(Work to be completed)
Retype the data in its entirety, with no word changed.

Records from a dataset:
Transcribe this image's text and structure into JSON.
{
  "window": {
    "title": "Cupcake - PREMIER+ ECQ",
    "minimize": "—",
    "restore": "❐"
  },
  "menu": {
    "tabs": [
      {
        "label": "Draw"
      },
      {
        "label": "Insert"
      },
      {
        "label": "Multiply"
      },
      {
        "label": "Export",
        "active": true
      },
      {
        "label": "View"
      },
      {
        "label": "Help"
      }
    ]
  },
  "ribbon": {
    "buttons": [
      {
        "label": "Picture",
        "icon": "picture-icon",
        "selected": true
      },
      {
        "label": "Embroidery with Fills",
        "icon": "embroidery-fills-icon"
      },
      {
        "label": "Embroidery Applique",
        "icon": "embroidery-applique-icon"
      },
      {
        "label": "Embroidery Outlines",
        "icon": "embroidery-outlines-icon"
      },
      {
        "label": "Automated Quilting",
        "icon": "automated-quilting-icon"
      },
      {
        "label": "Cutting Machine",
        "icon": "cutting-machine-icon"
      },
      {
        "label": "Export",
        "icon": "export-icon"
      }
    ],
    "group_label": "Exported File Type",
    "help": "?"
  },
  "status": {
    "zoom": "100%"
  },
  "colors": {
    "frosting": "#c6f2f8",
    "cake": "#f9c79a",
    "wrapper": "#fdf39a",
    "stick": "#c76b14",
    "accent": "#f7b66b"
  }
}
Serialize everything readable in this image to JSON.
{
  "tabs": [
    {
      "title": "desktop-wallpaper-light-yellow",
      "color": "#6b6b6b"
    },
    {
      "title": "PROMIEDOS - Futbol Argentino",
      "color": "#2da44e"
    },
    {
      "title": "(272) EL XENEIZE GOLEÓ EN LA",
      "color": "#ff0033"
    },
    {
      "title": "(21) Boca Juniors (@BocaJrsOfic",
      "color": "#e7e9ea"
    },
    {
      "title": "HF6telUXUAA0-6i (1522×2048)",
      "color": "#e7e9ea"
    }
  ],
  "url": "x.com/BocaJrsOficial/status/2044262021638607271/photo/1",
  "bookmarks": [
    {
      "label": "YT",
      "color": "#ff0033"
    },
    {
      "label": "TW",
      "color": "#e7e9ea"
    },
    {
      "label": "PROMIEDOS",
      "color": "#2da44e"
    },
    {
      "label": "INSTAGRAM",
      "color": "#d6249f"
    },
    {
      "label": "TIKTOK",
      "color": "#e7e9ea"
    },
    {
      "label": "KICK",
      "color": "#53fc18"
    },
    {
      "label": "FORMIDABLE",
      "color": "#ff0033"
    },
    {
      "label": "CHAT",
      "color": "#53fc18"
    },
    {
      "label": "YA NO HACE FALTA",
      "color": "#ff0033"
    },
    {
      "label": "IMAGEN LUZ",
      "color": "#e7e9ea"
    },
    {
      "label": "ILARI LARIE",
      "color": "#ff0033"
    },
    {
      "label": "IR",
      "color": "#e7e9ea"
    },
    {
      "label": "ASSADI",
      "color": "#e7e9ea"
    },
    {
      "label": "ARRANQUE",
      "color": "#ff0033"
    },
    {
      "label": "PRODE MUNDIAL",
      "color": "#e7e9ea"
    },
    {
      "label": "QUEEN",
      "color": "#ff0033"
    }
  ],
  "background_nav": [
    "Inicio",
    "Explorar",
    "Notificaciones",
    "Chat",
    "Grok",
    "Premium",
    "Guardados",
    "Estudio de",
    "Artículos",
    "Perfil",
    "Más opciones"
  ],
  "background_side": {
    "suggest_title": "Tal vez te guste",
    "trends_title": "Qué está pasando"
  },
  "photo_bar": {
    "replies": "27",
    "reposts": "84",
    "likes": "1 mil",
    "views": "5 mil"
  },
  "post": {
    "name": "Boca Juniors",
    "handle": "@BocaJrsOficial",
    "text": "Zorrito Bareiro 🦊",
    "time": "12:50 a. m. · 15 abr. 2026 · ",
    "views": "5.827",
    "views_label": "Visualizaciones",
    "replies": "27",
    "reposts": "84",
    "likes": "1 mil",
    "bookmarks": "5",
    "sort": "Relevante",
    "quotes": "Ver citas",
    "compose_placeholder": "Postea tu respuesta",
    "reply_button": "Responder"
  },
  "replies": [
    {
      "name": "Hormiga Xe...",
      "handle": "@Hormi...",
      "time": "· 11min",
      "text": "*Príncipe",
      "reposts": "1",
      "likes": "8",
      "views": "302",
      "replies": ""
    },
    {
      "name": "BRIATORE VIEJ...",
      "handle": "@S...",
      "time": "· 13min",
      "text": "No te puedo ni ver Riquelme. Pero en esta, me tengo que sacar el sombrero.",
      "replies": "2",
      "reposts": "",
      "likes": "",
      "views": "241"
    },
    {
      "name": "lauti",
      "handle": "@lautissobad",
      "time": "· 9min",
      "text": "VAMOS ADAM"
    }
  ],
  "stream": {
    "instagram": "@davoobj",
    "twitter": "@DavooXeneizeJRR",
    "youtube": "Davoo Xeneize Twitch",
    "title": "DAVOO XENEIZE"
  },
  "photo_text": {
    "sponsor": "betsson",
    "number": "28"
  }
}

(Finished exercise)
Transcribe this image's text and structure into JSON.
{
  "window": {
    "title": "Cupcake - PREMIER+ ECQ",
    "minimize": "—",
    "restore": "❐"
  },
  "menu": {
    "tabs": [
      {
        "label": "Draw"
      },
      {
        "label": "Insert"
      },
      {
        "label": "Multiply"
      },
      {
        "label": "Export",
        "active": true
      },
      {
        "label": "View"
      },
      {
        "label": "Help"
      }
    ]
  },
  "ribbon": {
    "buttons": [
      {
        "label": "Picture",
        "icon": "picture-icon",
        "selected": true
      },
      {
        "label": "Embroidery with Fills",
        "icon": "embroidery-fills-icon"
      },
      {
        "label": "Embroidery Applique",
        "icon": "embroidery-applique-icon"
      },
      {
        "label": "Embroidery Outlines",
        "icon": "embroidery-outlines-icon"
      },
      {
        "label": "Automated Quilting",
        "icon": "automated-quilting-icon"
      },
      {
        "label": "Cutting Machine",
        "icon": "cutting-machine-icon"
      },
      {
        "label": "Export",
        "icon": "export-icon"
      }
    ],
    "group_label": "Exported File Type",
    "help": "?"
  },
  "status": {
    "zoom": "100%"
  },
  "colors": {
    "frosting": "#c6f2f8",
    "cake": "#f9c79a",
    "wrapper": "#fdf39a",
    "stick": "#c76b14",
    "accent": "#f7b66b"
  }
}
Serialize everything readable in this image to JSON.
{
  "tabs": [
    {
      "title": "desktop-wallpaper-light-yellow",
      "color": "#6b6b6b"
    },
    {
      "title": "PROMIEDOS - Futbol Argentino",
      "color": "#2da44e"
    },
    {
      "title": "(272) EL XENEIZE GOLEÓ EN LA",
      "color": "#ff0033"
    },
    {
      "title": "(21) Boca Juniors (@BocaJrsOfic",
      "color": "#e7e9ea"
    },
    {
      "title": "HF6telUXUAA0-6i (1522×2048)",
      "color": "#e7e9ea"
    }
  ],
  "url": "x.com/BocaJrsOficial/status/2044262021638607271/photo/1",
  "bookmarks": [
    {
      "label": "YT",
      "color": "#ff0033"
    },
    {
      "label": "TW",
      "color": "#e7e9ea"
    },
    {
      "label": "PROMIEDOS",
      "color": "#2da44e"
    },
    {
      "label": "INSTAGRAM",
      "color": "#d6249f"
    },
    {
      "label": "TIKTOK",
      "color": "#e7e9ea"
    },
    {
      "label": "KICK",
      "color": "#53fc18"
    },
    {
      "label": "FORMIDABLE",
      "color": "#ff0033"
    },
    {
      "label": "CHAT",
      "color": "#53fc18"
    },
    {
      "label": "YA NO HACE FALTA",
      "color": "#ff0033"
    },
    {
      "label": "IMAGEN LUZ",
      "color": "#e7e9ea"
    },
    {
      "label": "ILARI LARIE",
      "color": "#ff0033"
    },
    {
      "label": "IR",
      "color": "#e7e9ea"
    },
    {
      "label": "ASSADI",
      "color": "#e7e9ea"
    },
    {
      "label": "ARRANQUE",
      "color": "#ff0033"
    },
    {
      "label": "PRODE MUNDIAL",
      "color": "#e7e9ea"
    },
    {
      "label": "QUEEN",
      "color": "#ff0033"
    }
  ],
  "background_nav": [
    "Inicio",
    "Explorar",
    "Notificaciones",
    "Chat",
    "Grok",
    "Premium",
    "Guardados",
    "Estudio de",
    "Artículos",
    "Perfil",
    "Más opciones"
  ],
  "background_side": {
    "suggest_title": "Tal vez te guste",
    "trends_title": "Qué está pasando"
  },
  "photo_bar": {
    "replies": "27",
    "reposts": "84",
    "likes": "1 mil",
    "views": "5 mil"
  },
  "post": {
    "name": "Boca Juniors",
    "handle": "@BocaJrsOficial",
    "text": "Zorrito Bareiro 🦊",
    "time": "12:50 a. m. · 15 abr. 2026 · ",
    "views": "5.827",
    "views_label": "Visualizaciones",
    "replies": "27",
    "reposts": "84",
    "likes": "1 mil",
    "bookmarks": "5",
    "sort": "Relevante",
    "quotes": "Ver citas",
    "compose_placeholder": "Postea tu respuesta",
    "reply_button": "Responder"
  },
  "replies": [
    {
      "name": "Hormiga Xe...",
      "handle": "@Hormi...",
      "time": "· 11min",
      "text": "*Príncipe",
      "reposts": "1",
      "likes": "8",
      "views": "302",
      "replies": ""
    },
    {
      "name": "BRIATORE VIEJ...",
      "handle": "@S...",
      "time": "· 13min",
      "text": "No te puedo ni ver Riquelme. Pero en esta, me tengo que sacar el sombrero.",
      "replies": "2",
      "reposts": "",
      "likes": "",
      "views": "241"
    },
    {
      "name": "lauti",
      "handle": "@lautissobad",
      "time": "· 9min",
      "text": "VAMOS ADAM"
    }
  ],
  "stream": {
    "instagram": "@davoobj",
    "twitter": "@DavooXeneizeJRR",
    "youtube": "Davoo Xeneize Twitch",
    "title": "DAVOO XENEIZE"
  },
  "photo_text": {
    "sponsor": "betsson",
    "number": "28"
  }
}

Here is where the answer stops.